**Dataset entries**.
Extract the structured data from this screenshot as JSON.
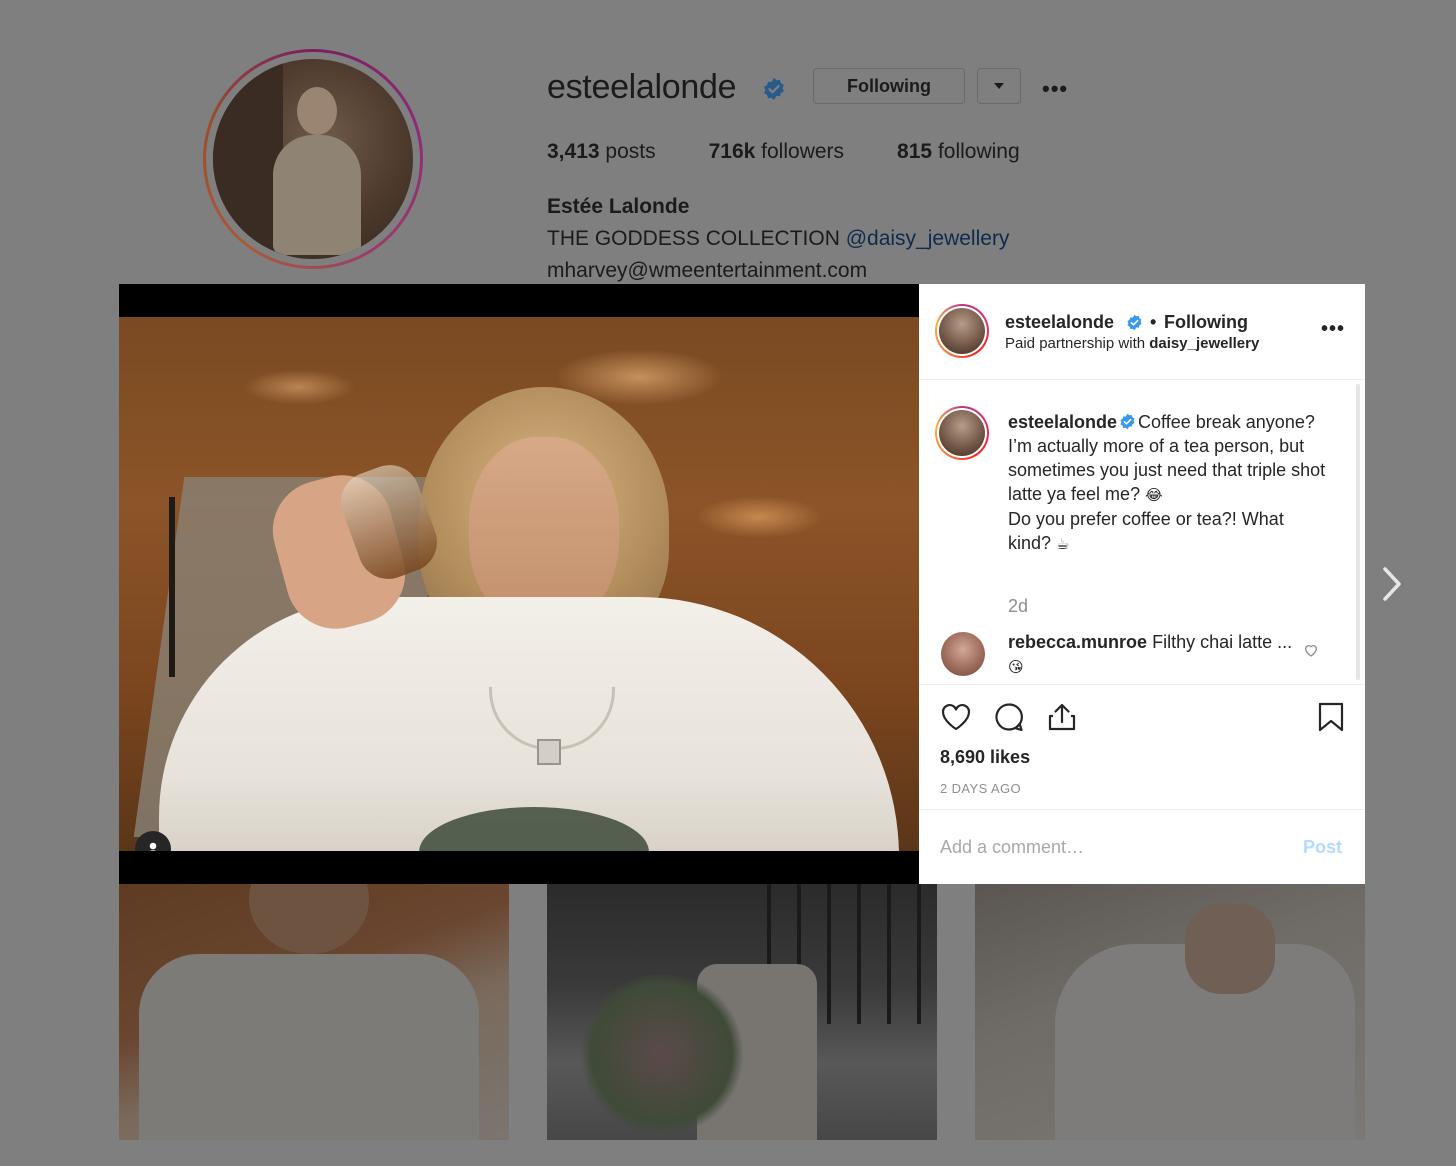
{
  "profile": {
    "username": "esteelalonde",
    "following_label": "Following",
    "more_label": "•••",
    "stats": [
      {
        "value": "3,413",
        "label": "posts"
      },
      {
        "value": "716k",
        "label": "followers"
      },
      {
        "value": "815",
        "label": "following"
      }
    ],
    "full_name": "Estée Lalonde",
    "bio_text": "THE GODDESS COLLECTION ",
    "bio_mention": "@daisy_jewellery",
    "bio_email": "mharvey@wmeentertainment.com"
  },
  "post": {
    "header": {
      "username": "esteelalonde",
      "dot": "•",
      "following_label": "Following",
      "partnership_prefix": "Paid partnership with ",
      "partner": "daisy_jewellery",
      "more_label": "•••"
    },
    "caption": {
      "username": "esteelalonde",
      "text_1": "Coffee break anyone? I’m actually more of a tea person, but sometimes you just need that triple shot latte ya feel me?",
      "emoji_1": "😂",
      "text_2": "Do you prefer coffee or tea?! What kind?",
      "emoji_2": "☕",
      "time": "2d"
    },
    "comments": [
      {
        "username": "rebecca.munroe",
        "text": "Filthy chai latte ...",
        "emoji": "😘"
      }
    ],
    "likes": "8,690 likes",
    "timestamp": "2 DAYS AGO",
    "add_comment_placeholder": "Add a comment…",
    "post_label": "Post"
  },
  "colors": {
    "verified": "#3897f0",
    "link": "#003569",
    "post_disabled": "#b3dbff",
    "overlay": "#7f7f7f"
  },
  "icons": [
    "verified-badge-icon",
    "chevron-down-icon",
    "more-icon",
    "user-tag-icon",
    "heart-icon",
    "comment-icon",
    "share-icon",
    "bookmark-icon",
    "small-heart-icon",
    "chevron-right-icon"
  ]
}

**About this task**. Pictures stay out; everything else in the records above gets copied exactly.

**Output of the task**.
Extract the structured data from this screenshot as JSON.
{
  "profile": {
    "username": "esteelalonde",
    "following_label": "Following",
    "more_label": "•••",
    "stats": [
      {
        "value": "3,413",
        "label": "posts"
      },
      {
        "value": "716k",
        "label": "followers"
      },
      {
        "value": "815",
        "label": "following"
      }
    ],
    "full_name": "Estée Lalonde",
    "bio_text": "THE GODDESS COLLECTION ",
    "bio_mention": "@daisy_jewellery",
    "bio_email": "mharvey@wmeentertainment.com"
  },
  "post": {
    "header": {
      "username": "esteelalonde",
      "dot": "•",
      "following_label": "Following",
      "partnership_prefix": "Paid partnership with ",
      "partner": "daisy_jewellery",
      "more_label": "•••"
    },
    "caption": {
      "username": "esteelalonde",
      "text_1": "Coffee break anyone? I’m actually more of a tea person, but sometimes you just need that triple shot latte ya feel me?",
      "emoji_1": "😂",
      "text_2": "Do you prefer coffee or tea?! What kind?",
      "emoji_2": "☕",
      "time": "2d"
    },
    "comments": [
      {
        "username": "rebecca.munroe",
        "text": "Filthy chai latte ...",
        "emoji": "😘"
      }
    ],
    "likes": "8,690 likes",
    "timestamp": "2 DAYS AGO",
    "add_comment_placeholder": "Add a comment…",
    "post_label": "Post"
  },
  "colors": {
    "verified": "#3897f0",
    "link": "#003569",
    "post_disabled": "#b3dbff",
    "overlay": "#7f7f7f"
  },
  "icons": [
    "verified-badge-icon",
    "chevron-down-icon",
    "more-icon",
    "user-tag-icon",
    "heart-icon",
    "comment-icon",
    "share-icon",
    "bookmark-icon",
    "small-heart-icon",
    "chevron-right-icon"
  ]
}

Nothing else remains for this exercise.